This is what LS telcom has achieved with its SpectrumMap. The SpectrumMap software allows the input of a wide range of different data sources concerning spectrum use from different types of sensors and detectors as well as license databases and existing coverage maps.
As an example of the way in which this data is intelligently processed, drive test data tends to show signal levels at specific points on specific streets at a specific point in time. However fused with a suitable propagation model and geographic and topographic data, this can be extended to a full coverage map, by intelligently interpolating between the measurements. This is illustrated in the figures below. This approach is far more accurate than just straightforward interpolation, and as more data is received either from drive tests or other sources, the accuracy of the resulting map will increase further.
The fusing of such data can be used for an extremely wide variety of regulatory analyses including:
- Identification of unused frequencies, or areas of ‘white space’
- Occupancy or coverage of a particular frequency
- Occupancy or coverage of a particular set of frequencies (such as those belonging to a particular mobile operator) to identify, for example, coverage ‘not spots’
- Comparative coverage of frequency bands of different networks to assess which provides the best signal
- Channel occupancy or channel loading of a network
- Mapping WiFi and ‘licence exempt’ spectrum usage
- Pinpointing of unlicensed and illegal frequency usage, for example:
- by comparing the licence database with the measured signals or
- by detecting signals which exceed their predicted level based on their licence parameters
- Validating and calibrating coverage prediction models with real-world measurements
- Checking the EM environment for potential infringements of EMF limits
- Comparison of daily or hourly spectrum usage, to determine times of peak demand
In Shanghai, LS telcom’s team fitted RF monitoring sensors and recorders to the city’s garbage trucks. These vehicles visit nearly every road in the city and thus provide extensive information on spectrum usage, enabling all of the benefits identified above.
The capture, storage and mining of big data such as has been implemented in LS telcom’s SpectrumMap has innumerate applications for improving knowledge of the use of the spectrum, and thereby opening up opportunities for greater sharing, and more efficient utilisation whilst protecting incumbent services and minimising incoming and outgoing interference.
LS telcom’s whitespace management system for the FCC
If your whitespace distribution framework or policy is not crystal clear yet - why not ask for an expertise by our consultants?
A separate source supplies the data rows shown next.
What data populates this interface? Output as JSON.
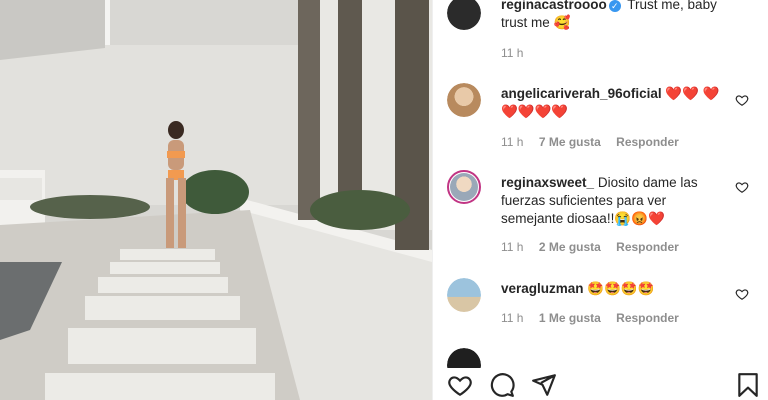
{
  "post": {
    "author": "reginacastroooo",
    "caption": "Trust me, baby trust me 🥰",
    "time": "11 h",
    "verified_mark": "✓"
  },
  "comments": [
    {
      "user": "angelicariverah_96oficial",
      "text": "❤️❤️ ❤️❤️❤️❤️❤️",
      "time": "11 h",
      "likes": "7 Me gusta",
      "reply": "Responder"
    },
    {
      "user": "reginaxsweet_",
      "text": "Diosito dame las fuerzas suficientes para ver semejante diosaa!!😭😡❤️",
      "time": "11 h",
      "likes": "2 Me gusta",
      "reply": "Responder"
    },
    {
      "user": "veragluzman",
      "text": "🤩🤩🤩🤩",
      "time": "11 h",
      "likes": "1 Me gusta",
      "reply": "Responder"
    }
  ],
  "icons": {
    "like": "heart-outline-icon",
    "comment": "speech-bubble-icon",
    "share": "paper-plane-icon",
    "save": "bookmark-icon"
  },
  "colors": {
    "text": "#262626",
    "meta": "#8e8e8e",
    "story_ring": "#c13584",
    "verified": "#3897f0"
  }
}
They have worked on many whitespace use cases already and can share their experience with you.
Location and Database related Dynamic Spectrum Access
Watch the video about our TV Whitespace Testbed in the U.S.
- The user of a whitespace device requests access to the whitespace database
- The user is registered and access is provided and authorized
- The user can then make a request for available whitespace channels
- Available channels are assigned and authorized
There are periodic updates and control messages between the whitespace database and the spectrum license database to guarantee interference-free use of all frequencies.